Locate command origin
which locates a command's origin. If STDOUT is a TTY, then it's output will be human readable. If STDOUT is a pipe then it's output will be a simple list.
which can take multiple parameters, each representing a different command you want looked up.
which command... -> <stdout>
» which cat dog jobs git dug cat => (/bin/cat) cat - concatenate and print files dog => unknown jobs => (alias) fid-list --jobs => (builtin) Lists all running functions within the current Murex session git => (/opt/homebrew/bin/git -> ../Cellar/git/2.41.0/bin/git) git - the stupid content tracker dug => (murex function) A bit like dig but which outputs JSON
» which cat dog jobs git dug -> cat /bin/cat unknown alias /opt/homebrew/bin/git function

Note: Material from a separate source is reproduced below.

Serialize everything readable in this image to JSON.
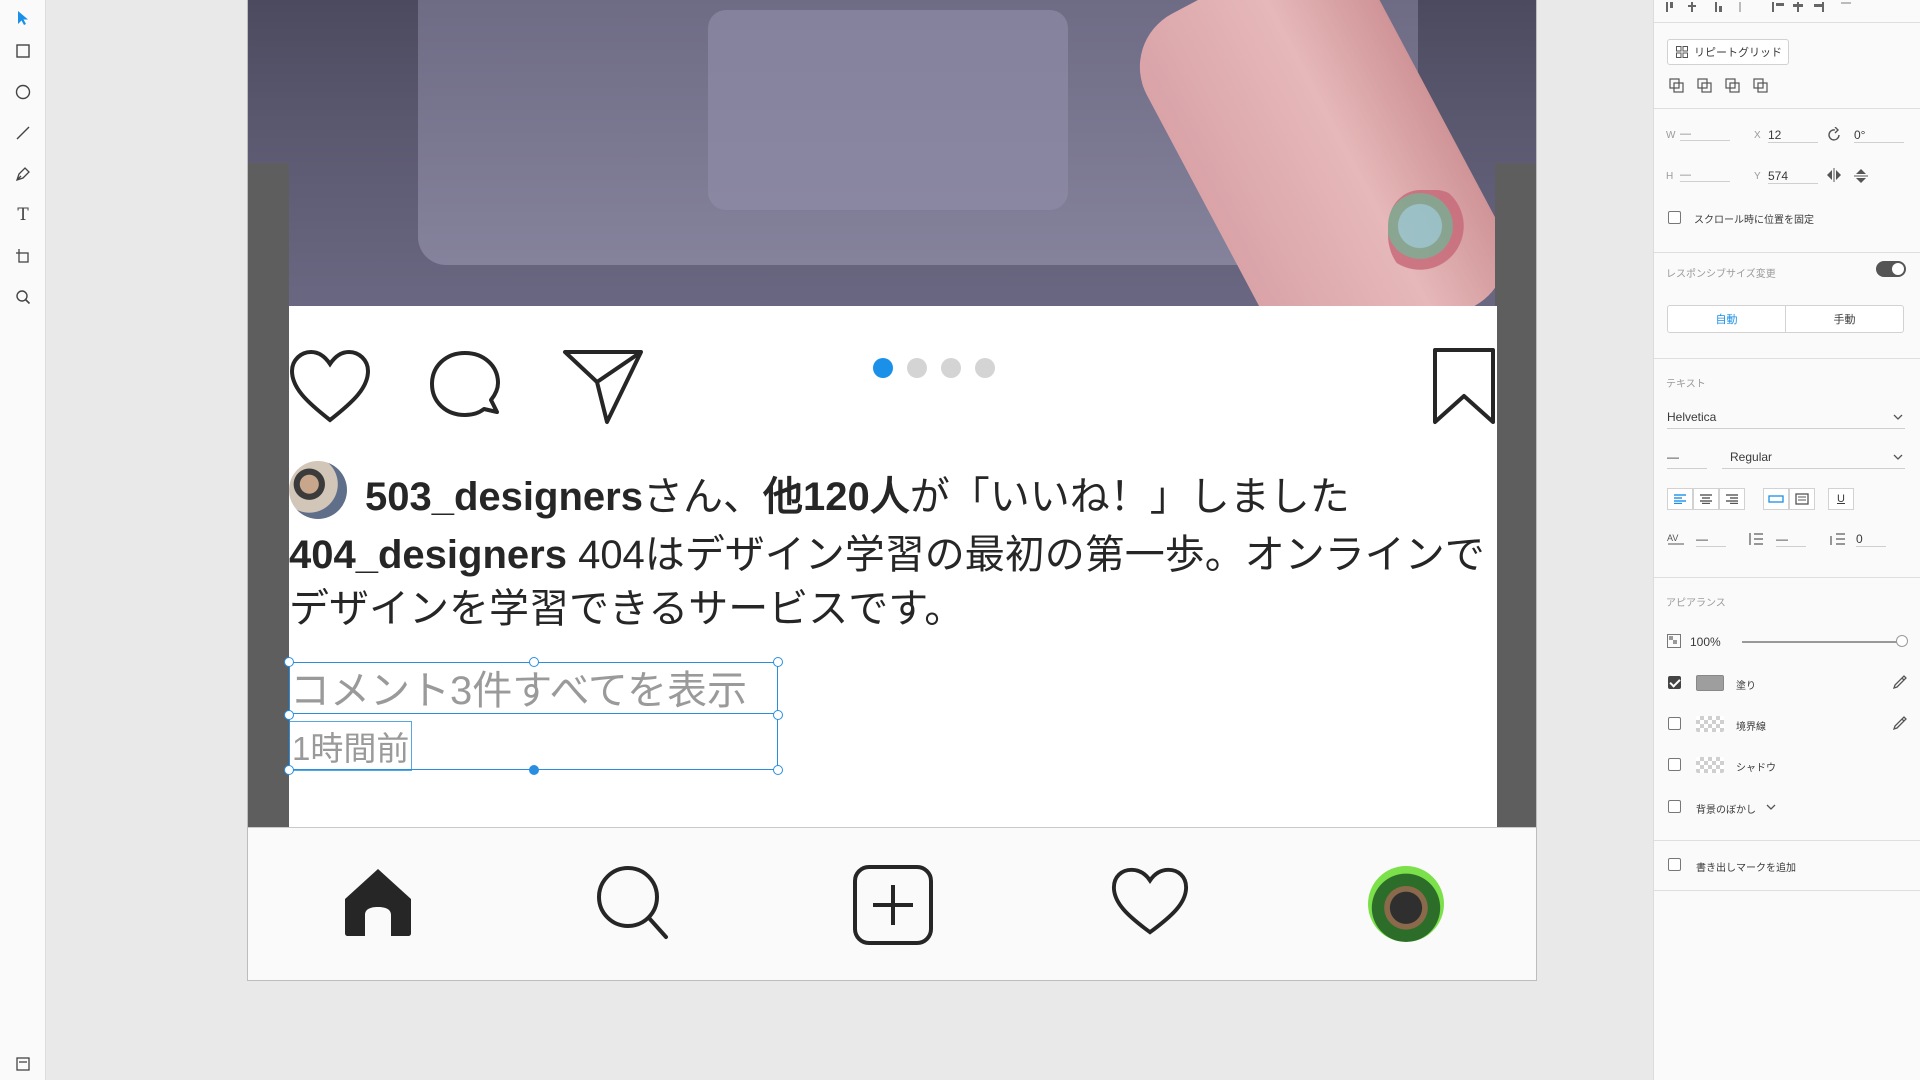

There are a few different types of commands:
This will be represented in
type by the term alias and, when STDOUT is a TTY,
which will follow the alias to print what command the alias points to.

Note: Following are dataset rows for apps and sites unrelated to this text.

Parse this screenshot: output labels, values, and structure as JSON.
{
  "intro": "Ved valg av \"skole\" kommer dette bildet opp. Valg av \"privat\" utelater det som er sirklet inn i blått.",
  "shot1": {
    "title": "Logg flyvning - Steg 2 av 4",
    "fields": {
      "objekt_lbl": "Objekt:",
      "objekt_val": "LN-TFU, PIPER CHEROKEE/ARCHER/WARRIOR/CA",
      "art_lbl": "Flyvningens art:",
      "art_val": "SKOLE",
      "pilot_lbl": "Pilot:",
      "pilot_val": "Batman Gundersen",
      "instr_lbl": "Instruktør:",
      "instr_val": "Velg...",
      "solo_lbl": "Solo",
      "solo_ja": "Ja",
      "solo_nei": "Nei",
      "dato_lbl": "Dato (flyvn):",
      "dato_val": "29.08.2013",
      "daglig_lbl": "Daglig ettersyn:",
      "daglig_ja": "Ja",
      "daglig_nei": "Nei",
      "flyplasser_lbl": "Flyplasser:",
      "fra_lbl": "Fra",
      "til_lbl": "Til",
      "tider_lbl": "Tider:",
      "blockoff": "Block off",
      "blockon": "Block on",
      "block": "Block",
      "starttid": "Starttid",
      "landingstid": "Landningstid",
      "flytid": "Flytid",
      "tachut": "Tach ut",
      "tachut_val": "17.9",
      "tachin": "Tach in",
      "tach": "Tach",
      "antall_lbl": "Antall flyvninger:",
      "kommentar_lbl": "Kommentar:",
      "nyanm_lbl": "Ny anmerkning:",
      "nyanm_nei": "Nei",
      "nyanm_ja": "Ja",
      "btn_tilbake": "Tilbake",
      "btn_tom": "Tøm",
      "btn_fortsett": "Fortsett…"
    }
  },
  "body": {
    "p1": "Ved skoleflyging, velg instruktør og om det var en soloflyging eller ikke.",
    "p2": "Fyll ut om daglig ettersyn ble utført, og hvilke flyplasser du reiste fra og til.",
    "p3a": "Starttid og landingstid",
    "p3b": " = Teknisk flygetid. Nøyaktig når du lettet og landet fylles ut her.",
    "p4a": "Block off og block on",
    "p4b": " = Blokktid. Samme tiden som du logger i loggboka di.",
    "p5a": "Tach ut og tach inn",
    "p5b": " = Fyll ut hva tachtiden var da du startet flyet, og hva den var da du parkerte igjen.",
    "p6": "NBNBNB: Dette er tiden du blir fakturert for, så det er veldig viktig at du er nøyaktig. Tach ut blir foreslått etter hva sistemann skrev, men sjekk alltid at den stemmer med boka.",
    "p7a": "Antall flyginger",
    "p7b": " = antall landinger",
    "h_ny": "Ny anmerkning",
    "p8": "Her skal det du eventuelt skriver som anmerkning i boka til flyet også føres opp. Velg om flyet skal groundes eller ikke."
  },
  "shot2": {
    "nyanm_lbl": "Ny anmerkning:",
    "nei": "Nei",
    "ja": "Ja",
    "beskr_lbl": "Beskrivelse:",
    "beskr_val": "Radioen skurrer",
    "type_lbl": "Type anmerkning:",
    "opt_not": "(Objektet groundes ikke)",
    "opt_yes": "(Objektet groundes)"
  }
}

This is a Murex function (defined via
function) and will be represented in
type by the term function.
This is a private function (defined via
private) and will be represented in
type by the term private.
This is a shell builtin, like
exit. It will be represented in
type by the term builtin.
This is any other external command, such as
python. This will be represented in
which by the path to the executable. When STDOUT is a TTY,
which will also print the destination path of any symlinks too.
type, it is represented by the term executable.
alias: Create an alias for a command
exec: Runs an executable
exit: Exit murex
fexec: Execute a command or function, bypassing the usual order of precedence.
function: Define a function block
out: Print a string to the STDOUT with a trailing new line character
type: Command type (function, builtin, alias, etc)
This document was generated from builtins/core/management/which_doc.yaml.